Following Justice League Dark: Apokolips War, DC's animated universe, as seen in numerous films since Justice League: The Flashpoint Paradox in 2013, came to an end. With the end of Apokolips War, the next iteration of DC's animated universe has begun, and the movies coming out of the next year or so have already started to reflect a change in look, tone, and talent. This is hardly the first time it has happened; when the DC Universe animated films debuted, they were billed as being truer to the comics than the "DC Animated Universe" of Batman: The Animated Series through Justice League Unlimited.
The initial run of DC Universe movies did that, with titles like Superman: Doomsday, which loosely adapted "The Death and Return of Superman" from the comics, and Justice League: The New Frontier, which adapted Darwyn Cooke's award-winning DC: The New Frontier miniseries. As the series dragged on, they started telling more original stories and diverging from the comics more often, even as they held pretty close to the tone of the source material.
After Justice League: The Flashpoint Paradox (which, like the Flashpoint miniseries it was based on, rebooted the universe), the DC Universe movies got into a more familiar rhythm. They had a similar tone from movie to movie, recurring actors, and a shared continuity -- none of which had been priorities with the pre-Flashpoint DC Universe movies.

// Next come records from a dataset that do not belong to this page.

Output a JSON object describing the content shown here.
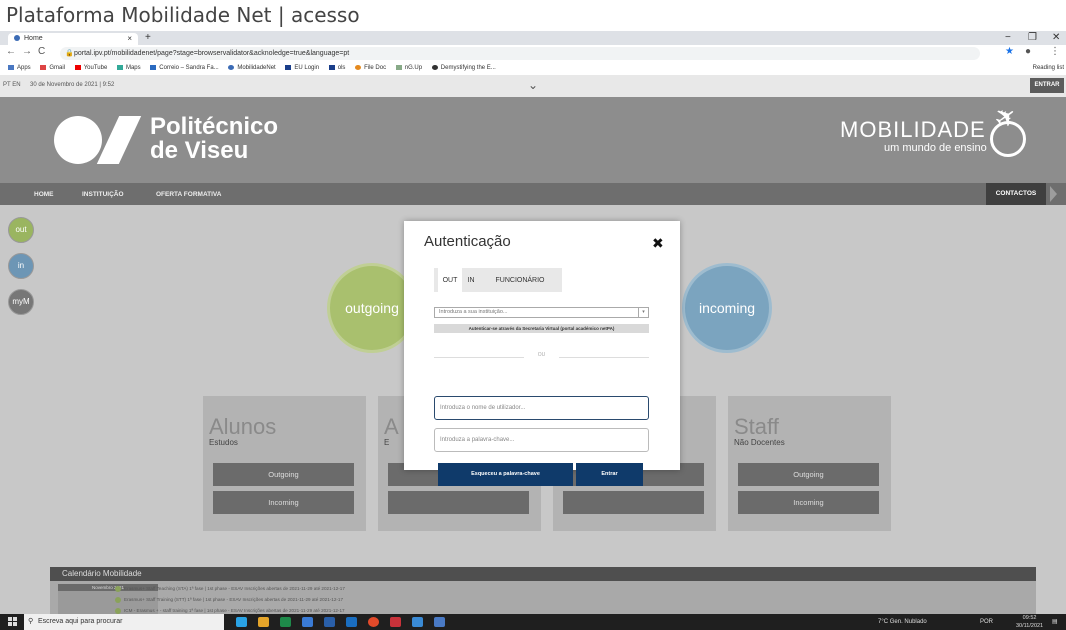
{
  "caption": "Plataforma Mobilidade Net | acesso",
  "browser": {
    "tab_label": "Home",
    "tab_close": "×",
    "new_tab": "+",
    "url": "portal.ipv.pt/mobilidadenet/page?stage=browservalidator&acknoledge=true&language=pt",
    "win_min": "−",
    "win_max": "❐",
    "win_close": "✕",
    "bookmarks": [
      "Apps",
      "Gmail",
      "YouTube",
      "Maps",
      "Correio – Sandra Fa...",
      "MobilidadeNet",
      "EU Login",
      "ols",
      "File Doc",
      "nG.Up",
      "Demystifying the E..."
    ],
    "reading_list": "Reading list"
  },
  "topbar": {
    "lang": "PT EN",
    "date": "30 de Novembro de 2021 | 9:52",
    "entrar": "ENTRAR"
  },
  "header": {
    "logo_line1": "Politécnico",
    "logo_line2": "de Viseu",
    "mobility_title": "MOBILIDADE",
    "mobility_sub": "um mundo de ensino"
  },
  "nav": {
    "items": [
      "HOME",
      "INSTITUIÇÃO",
      "OFERTA FORMATIVA"
    ],
    "contactos": "CONTACTOS"
  },
  "side_buttons": [
    "out",
    "in",
    "myM"
  ],
  "circles": {
    "outgoing": "outgoing",
    "incoming": "incoming"
  },
  "cards": [
    {
      "title": "Alunos",
      "sub": "Estudos",
      "btn1": "Outgoing",
      "btn2": "Incoming"
    },
    {
      "title": "A",
      "sub": "E",
      "btn1": "",
      "btn2": ""
    },
    {
      "title": "",
      "sub": "",
      "btn1": "",
      "btn2": ""
    },
    {
      "title": "Staff",
      "sub": "Não Docentes",
      "btn1": "Outgoing",
      "btn2": "Incoming"
    }
  ],
  "calendar": {
    "title": "Calendário Mobilidade",
    "month": "Novembro 2021",
    "rows": [
      "Erasmus+ Staff Teaching (STA) 1ª fase | 1st phase - ESAV  Inscrições abertas de 2021-11-29 até 2021-12-17",
      "Erasmus+ Staff Training (STT) 1ª fase | 1st phase - ESAV  Inscrições abertas de 2021-11-29 até 2021-12-17",
      "ICM - Erasmus + - staff training 1ª fase | 1st phase - ESAV  Inscrições abertas de 2021-11-29 até 2021-12-17"
    ]
  },
  "modal": {
    "title": "Autenticação",
    "close": "✖",
    "tabs": [
      "OUT",
      "IN",
      "FUNCIONÁRIO"
    ],
    "institution_placeholder": "Introduza a sua instituição...",
    "virtual_secretary": "Autenticar-se através da Secretaria Virtual (portal académico netPA)",
    "or": "OU",
    "username_placeholder": "Introduza o nome de utilizador...",
    "password_placeholder": "Introduza a palavra-chave...",
    "forgot_button": "Esqueceu a palavra-chave",
    "login_button": "Entrar"
  },
  "taskbar": {
    "search": "Escreva aqui para procurar",
    "weather": "7°C Gen. Nublado",
    "lang": "POR",
    "time": "09:52",
    "date": "30/11/2021"
  }
}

The connected continuity made for some interesting stories, especially since the tendency was to adapt some of DC's best-loved comic arcs, so you ended up with New 52-inspired takes on The Death of Superman and Teen Titans: The Judas Contract.
So -- what's next?
The immediate first film to follow-up Justice League Dark: Apokolips War is Superman: The Man of Tomorrow. The film features an all-new voice cast, new character models, and a diverse cast of space-based characters, as Superman, J'Onn J'onzz, and Lobo square off with White Maritans. While the DC Universe as we saw it from Flashpoint until Apokolips War was largely earthbound, with Darkseid and Apokolips serving as the sole antagonists from space, it seems like the new series may go the Justice League Action route and spend some time offworld, and some time visiting with characters who might not otherwise get a lot of screen time.
At the same time, White Martians and Lobo are creepy and violent visuals. It's possible part of the new universe will be leaning even harder into the hard PG-13 or R-rated movies that dominated much of the last few years (with Superman: Red Son and Justice League Dark: Apokolips War being released this year alone). That might be something Warner's animation department is doing more generally, considering how hardcore the most recent Mortal Kombat movie was -- and it's something that Sony Pictures Animation has talked about doing, with animation being so much easier to produce than live-action work during the pandemic. The Simpsons and Adult Swim have helped prepare mainstream audiences for cartoons that are a little more edgy, so American audiences may just now be catching up to where many nations have been for years.
That idea could be supported by Batman: The Long Halloween, which centers on the search for a serial killer, and Batman: A Death in the Family, which sees Robin brutally murdered by The Joker. Those stories are already confirmed to be on their way from Warners Home Entertainment.
If that is the direction the DC movies go -- and that's a pretty big "if," considering that we're going on vague evidence from movies nobody has seen yet -- it of course doesn't mean that there won't be any family-friendly DC animated content. Between Teen Titans Go!, DC Super Hero Girls, and Justice League Action, that kind of content has been omnipresent in the market for the last few years, and it seems unlikely that will change anytime soon. There is also reportedly a DC Super-Pets project in the works, which we assume won't be too hardcore.
It's likely a statement that Superman: The Man of Tomorrow appears to be the first reboot of the DC animated feature films where the series starts with an original screenplay that is not based on a comic. While A Death in the Family and The Long Halloween are based on comics, it's likely the DC Super Pets movie will be a completely original film, making the mix of 2021's planned animated movies 50/50.